(Excerpts from an interface dataset)
Segment Open
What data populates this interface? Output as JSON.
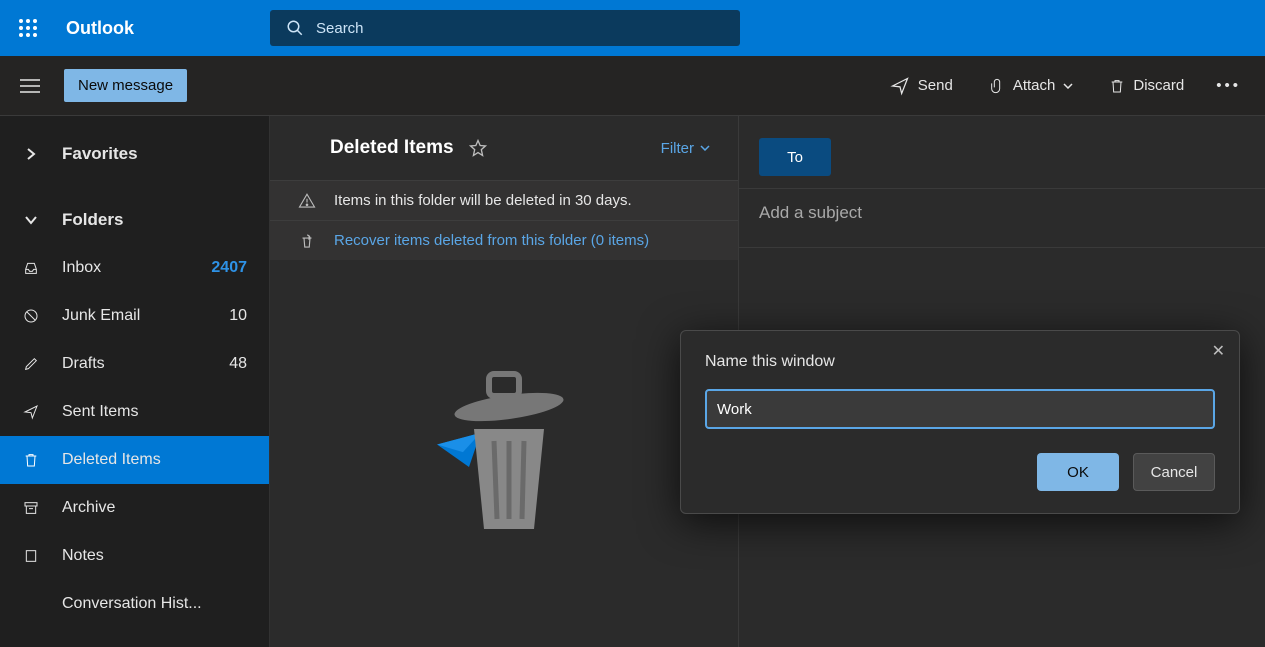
{
  "header": {
    "appTitle": "Outlook",
    "searchPlaceholder": "Search"
  },
  "commandBar": {
    "newMessage": "New message",
    "send": "Send",
    "attach": "Attach",
    "discard": "Discard"
  },
  "sidebar": {
    "favorites": "Favorites",
    "foldersLabel": "Folders",
    "items": [
      {
        "label": "Inbox",
        "count": "2407",
        "bold": true
      },
      {
        "label": "Junk Email",
        "count": "10"
      },
      {
        "label": "Drafts",
        "count": "48"
      },
      {
        "label": "Sent Items",
        "count": ""
      },
      {
        "label": "Deleted Items",
        "count": ""
      },
      {
        "label": "Archive",
        "count": ""
      },
      {
        "label": "Notes",
        "count": ""
      },
      {
        "label": "Conversation Hist...",
        "count": ""
      }
    ]
  },
  "listPane": {
    "title": "Deleted Items",
    "filter": "Filter",
    "info": "Items in this folder will be deleted in 30 days.",
    "recover": "Recover items deleted from this folder (0 items)"
  },
  "compose": {
    "to": "To",
    "subjectPlaceholder": "Add a subject"
  },
  "dialog": {
    "title": "Name this window",
    "value": "Work",
    "ok": "OK",
    "cancel": "Cancel"
  }
}
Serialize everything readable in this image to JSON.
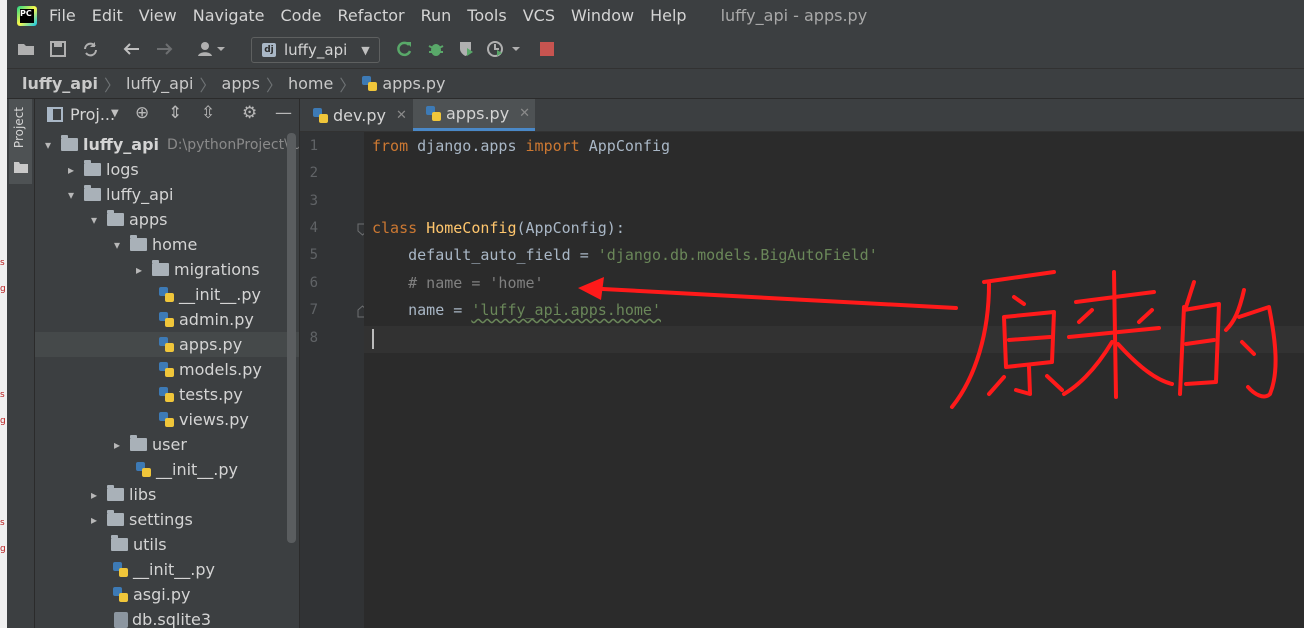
{
  "menu": {
    "items": [
      "File",
      "Edit",
      "View",
      "Navigate",
      "Code",
      "Refactor",
      "Run",
      "Tools",
      "VCS",
      "Window",
      "Help"
    ],
    "window_title": "luffy_api - apps.py",
    "logo_text": "PC"
  },
  "toolbar": {
    "run_config": "luffy_api",
    "run_config_icon": "dj"
  },
  "breadcrumb": [
    "luffy_api",
    "luffy_api",
    "apps",
    "home",
    "apps.py"
  ],
  "sidebar": {
    "project_tab": "Project"
  },
  "project_panel": {
    "title": "Proj...",
    "root_path": "D:\\pythonProject\\lu",
    "tree": [
      {
        "label": "luffy_api",
        "type": "folder",
        "expanded": true,
        "bold": true
      },
      {
        "label": "logs",
        "type": "folder",
        "expanded": false
      },
      {
        "label": "luffy_api",
        "type": "folder",
        "expanded": true
      },
      {
        "label": "apps",
        "type": "folder",
        "expanded": true
      },
      {
        "label": "home",
        "type": "folder",
        "expanded": true
      },
      {
        "label": "migrations",
        "type": "folder",
        "expanded": false
      },
      {
        "label": "__init__.py",
        "type": "py"
      },
      {
        "label": "admin.py",
        "type": "py"
      },
      {
        "label": "apps.py",
        "type": "py",
        "selected": true
      },
      {
        "label": "models.py",
        "type": "py"
      },
      {
        "label": "tests.py",
        "type": "py"
      },
      {
        "label": "views.py",
        "type": "py"
      },
      {
        "label": "user",
        "type": "folder",
        "expanded": false
      },
      {
        "label": "__init__.py",
        "type": "py"
      },
      {
        "label": "libs",
        "type": "folder",
        "expanded": false
      },
      {
        "label": "settings",
        "type": "folder",
        "expanded": false
      },
      {
        "label": "utils",
        "type": "folder"
      },
      {
        "label": "__init__.py",
        "type": "py"
      },
      {
        "label": "asgi.py",
        "type": "py"
      },
      {
        "label": "db.sqlite3",
        "type": "db"
      }
    ]
  },
  "editor": {
    "tabs": [
      {
        "label": "dev.py",
        "active": false
      },
      {
        "label": "apps.py",
        "active": true
      }
    ],
    "line_numbers": [
      "1",
      "2",
      "3",
      "4",
      "5",
      "6",
      "7",
      "8"
    ],
    "code": {
      "l1_from": "from",
      "l1_module": " django.apps ",
      "l1_import": "import",
      "l1_name": " AppConfig",
      "l4_class": "class",
      "l4_name": "HomeConfig",
      "l4_base": "(AppConfig):",
      "l5_lhs": "    default_auto_field = ",
      "l5_str": "'django.db.models.BigAutoField'",
      "l6_comment": "    # name = 'home'",
      "l7_lhs": "    name = ",
      "l7_str": "'luffy_api.apps.home'"
    }
  },
  "annotation": {
    "text": "原来的",
    "color": "#ff1a1a"
  },
  "colors": {
    "keyword": "#cc7832",
    "class_name": "#ffc66d",
    "string": "#6a8759",
    "comment": "#808080",
    "accent": "#4a88c7"
  }
}
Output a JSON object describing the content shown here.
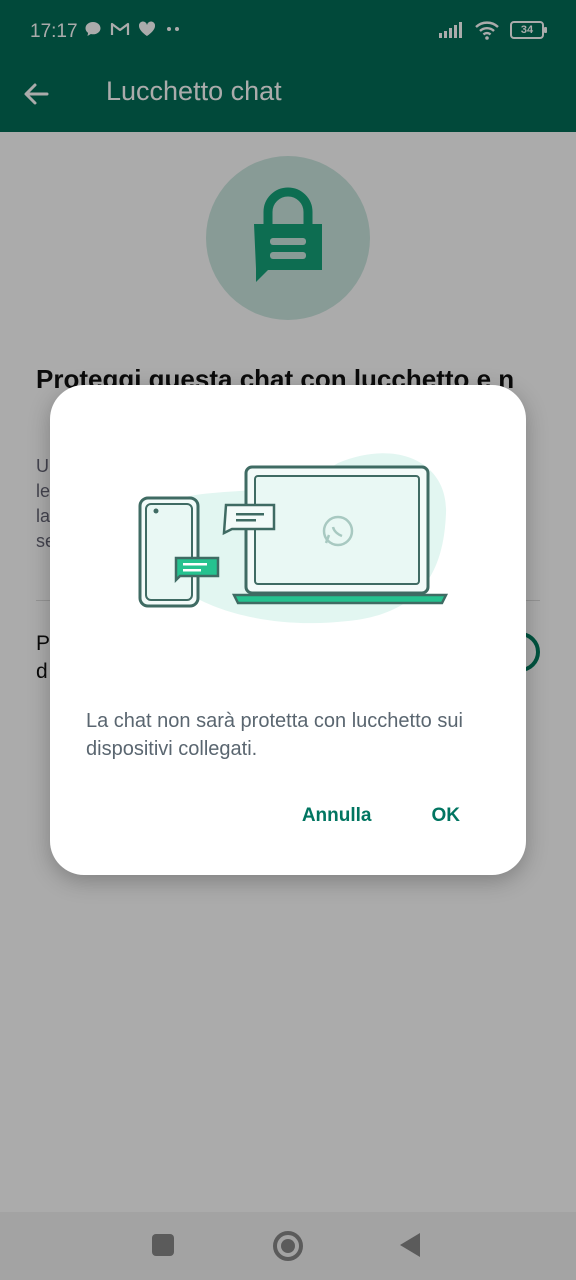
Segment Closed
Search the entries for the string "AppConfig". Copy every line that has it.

Response to this task:
      "l1_name": " AppConfig",
      "l4_base": "(AppConfig):",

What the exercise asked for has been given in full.